It is well recognized that both short-term (days) and longer-term (months or years) variations in temperature are associated with variations in risk of morbidity and mortality.


  • Quantify the burden of diseases from extreme weather

  • Investigate the effectiveness of public health interventions in reducing the health impact of extreme weather

Information on various meteorological conditions (e.g., temperature, precipitation, humidity) from all weather stations across Ontario is included in ONPHEC1.

ONPHEC studies that have assessed the effects of weather on chronic disease include:

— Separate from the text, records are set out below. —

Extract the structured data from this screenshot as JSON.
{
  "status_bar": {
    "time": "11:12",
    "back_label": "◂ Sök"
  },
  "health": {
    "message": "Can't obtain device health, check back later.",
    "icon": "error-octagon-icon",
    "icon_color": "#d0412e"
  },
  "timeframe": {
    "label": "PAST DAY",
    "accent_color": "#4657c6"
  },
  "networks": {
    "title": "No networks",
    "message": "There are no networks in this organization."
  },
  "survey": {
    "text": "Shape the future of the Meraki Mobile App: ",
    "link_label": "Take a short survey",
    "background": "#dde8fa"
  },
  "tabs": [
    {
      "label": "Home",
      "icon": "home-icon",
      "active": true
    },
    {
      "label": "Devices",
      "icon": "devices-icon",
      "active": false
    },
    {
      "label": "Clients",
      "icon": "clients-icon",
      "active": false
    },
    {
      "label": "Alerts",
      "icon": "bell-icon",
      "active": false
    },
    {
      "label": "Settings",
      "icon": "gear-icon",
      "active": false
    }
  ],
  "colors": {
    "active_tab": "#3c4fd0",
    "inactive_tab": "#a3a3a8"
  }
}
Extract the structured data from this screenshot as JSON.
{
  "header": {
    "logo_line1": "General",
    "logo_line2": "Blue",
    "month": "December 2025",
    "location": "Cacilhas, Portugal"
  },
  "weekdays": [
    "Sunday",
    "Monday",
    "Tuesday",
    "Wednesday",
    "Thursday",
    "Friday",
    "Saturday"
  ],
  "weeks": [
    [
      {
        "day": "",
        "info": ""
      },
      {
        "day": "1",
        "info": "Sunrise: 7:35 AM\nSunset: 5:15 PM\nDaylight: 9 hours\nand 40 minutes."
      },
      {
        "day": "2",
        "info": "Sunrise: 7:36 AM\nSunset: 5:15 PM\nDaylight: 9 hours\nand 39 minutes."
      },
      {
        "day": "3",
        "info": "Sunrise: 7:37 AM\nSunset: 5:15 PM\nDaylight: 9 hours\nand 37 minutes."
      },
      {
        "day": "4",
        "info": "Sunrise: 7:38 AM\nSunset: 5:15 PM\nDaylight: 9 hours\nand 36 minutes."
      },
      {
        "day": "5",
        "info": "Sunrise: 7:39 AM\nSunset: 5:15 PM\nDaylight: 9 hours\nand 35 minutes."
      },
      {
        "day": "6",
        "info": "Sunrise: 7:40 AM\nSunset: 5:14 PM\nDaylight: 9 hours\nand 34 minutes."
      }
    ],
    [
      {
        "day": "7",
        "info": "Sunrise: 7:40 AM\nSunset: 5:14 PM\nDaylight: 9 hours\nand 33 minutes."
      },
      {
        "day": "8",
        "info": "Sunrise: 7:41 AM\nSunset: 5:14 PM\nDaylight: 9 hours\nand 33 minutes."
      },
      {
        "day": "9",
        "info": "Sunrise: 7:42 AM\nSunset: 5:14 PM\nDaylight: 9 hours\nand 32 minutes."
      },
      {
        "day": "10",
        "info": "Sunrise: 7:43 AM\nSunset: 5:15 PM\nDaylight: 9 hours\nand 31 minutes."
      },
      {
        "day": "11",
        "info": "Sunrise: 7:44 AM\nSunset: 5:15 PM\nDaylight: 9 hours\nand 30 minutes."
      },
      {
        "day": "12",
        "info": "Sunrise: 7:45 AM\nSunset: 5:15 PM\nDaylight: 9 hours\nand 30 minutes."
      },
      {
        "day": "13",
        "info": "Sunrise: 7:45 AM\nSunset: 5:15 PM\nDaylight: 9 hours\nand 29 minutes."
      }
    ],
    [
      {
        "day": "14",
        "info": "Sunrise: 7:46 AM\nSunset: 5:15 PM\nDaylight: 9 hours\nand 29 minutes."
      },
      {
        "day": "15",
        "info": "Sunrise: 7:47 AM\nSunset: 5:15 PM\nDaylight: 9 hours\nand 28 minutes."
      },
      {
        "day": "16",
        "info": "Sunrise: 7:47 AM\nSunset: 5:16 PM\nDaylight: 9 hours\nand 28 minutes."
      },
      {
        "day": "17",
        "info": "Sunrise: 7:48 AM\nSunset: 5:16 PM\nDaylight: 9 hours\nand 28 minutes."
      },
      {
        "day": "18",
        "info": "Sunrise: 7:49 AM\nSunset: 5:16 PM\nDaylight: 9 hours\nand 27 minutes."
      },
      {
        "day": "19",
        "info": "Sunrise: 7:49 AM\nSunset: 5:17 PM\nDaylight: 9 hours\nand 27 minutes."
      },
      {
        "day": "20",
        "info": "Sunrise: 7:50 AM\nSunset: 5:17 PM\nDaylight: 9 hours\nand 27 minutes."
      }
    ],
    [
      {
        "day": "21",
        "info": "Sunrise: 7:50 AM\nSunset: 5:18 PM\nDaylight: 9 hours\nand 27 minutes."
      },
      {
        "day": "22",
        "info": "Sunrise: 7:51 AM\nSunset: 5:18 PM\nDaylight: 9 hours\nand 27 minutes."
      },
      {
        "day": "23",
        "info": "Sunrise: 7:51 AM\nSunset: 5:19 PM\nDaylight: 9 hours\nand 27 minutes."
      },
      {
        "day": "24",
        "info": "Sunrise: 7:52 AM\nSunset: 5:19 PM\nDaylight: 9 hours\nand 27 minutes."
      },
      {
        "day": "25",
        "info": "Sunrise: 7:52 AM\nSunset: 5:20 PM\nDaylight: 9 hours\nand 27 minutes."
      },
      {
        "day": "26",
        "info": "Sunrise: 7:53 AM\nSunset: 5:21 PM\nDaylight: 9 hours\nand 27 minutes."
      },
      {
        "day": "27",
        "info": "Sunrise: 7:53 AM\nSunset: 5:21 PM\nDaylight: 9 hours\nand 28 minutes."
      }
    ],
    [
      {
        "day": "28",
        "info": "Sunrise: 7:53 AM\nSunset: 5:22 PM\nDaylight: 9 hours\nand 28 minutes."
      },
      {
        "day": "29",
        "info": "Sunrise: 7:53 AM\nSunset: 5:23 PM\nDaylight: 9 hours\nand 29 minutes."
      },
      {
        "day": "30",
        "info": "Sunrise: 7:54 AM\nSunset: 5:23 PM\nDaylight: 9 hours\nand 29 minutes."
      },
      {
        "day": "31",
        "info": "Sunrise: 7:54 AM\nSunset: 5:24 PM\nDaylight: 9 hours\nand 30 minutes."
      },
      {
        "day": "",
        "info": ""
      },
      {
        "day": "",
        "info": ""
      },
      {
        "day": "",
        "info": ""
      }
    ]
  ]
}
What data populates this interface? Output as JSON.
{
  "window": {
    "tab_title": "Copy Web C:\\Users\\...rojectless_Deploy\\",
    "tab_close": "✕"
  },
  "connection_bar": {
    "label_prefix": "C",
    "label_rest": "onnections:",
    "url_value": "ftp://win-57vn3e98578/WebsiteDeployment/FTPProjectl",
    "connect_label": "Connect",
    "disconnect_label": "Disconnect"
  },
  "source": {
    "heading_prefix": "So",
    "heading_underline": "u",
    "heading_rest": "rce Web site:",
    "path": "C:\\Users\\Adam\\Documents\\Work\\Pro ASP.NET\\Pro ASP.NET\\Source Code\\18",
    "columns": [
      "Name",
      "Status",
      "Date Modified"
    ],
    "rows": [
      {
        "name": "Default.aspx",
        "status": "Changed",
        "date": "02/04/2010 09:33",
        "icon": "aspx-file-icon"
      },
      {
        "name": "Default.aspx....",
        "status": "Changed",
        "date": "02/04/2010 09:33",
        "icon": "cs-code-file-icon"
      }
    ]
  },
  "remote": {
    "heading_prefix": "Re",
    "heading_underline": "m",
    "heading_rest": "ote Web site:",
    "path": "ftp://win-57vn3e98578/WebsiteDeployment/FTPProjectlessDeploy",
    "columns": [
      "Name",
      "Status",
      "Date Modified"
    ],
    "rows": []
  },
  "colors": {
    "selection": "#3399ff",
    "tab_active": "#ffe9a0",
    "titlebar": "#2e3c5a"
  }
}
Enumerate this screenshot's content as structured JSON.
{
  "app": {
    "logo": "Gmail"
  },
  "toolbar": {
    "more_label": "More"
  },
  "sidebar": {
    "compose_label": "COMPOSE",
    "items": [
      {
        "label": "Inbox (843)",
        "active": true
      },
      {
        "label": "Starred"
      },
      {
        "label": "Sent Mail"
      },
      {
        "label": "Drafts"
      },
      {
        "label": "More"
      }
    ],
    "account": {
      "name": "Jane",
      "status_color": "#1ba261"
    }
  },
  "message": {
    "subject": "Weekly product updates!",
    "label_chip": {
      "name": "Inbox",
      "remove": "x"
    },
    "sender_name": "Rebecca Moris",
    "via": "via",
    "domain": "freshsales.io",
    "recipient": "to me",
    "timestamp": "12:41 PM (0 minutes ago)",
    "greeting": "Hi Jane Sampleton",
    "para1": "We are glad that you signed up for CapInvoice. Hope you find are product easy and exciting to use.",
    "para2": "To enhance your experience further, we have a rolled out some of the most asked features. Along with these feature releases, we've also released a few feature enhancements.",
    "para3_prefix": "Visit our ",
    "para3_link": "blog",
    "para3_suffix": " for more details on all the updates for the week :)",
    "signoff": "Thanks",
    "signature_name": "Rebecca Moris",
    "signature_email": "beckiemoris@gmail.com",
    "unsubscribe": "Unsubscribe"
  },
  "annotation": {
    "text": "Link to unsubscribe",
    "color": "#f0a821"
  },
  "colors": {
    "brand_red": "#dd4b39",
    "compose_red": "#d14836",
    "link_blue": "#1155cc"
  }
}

  • Increased coronary heart disease and stroke-related hospitalizations from cold and hot temperatures in Ontario, Canada

  • Risk of hospital admissions for hypertensive diseases, diabetes, and arrhythmia attributable to low and high temperatures: a population-based study

  • Assessment of the impact of cold and hot temperatures on mortality: a population-based study


1 Chen H, Wang J, Li Q et al. Assessment of the impact of cold and hot temperatures on mortality in Ontario, Canada: population-based study. CMAJ Open 2016; 4:E48–58.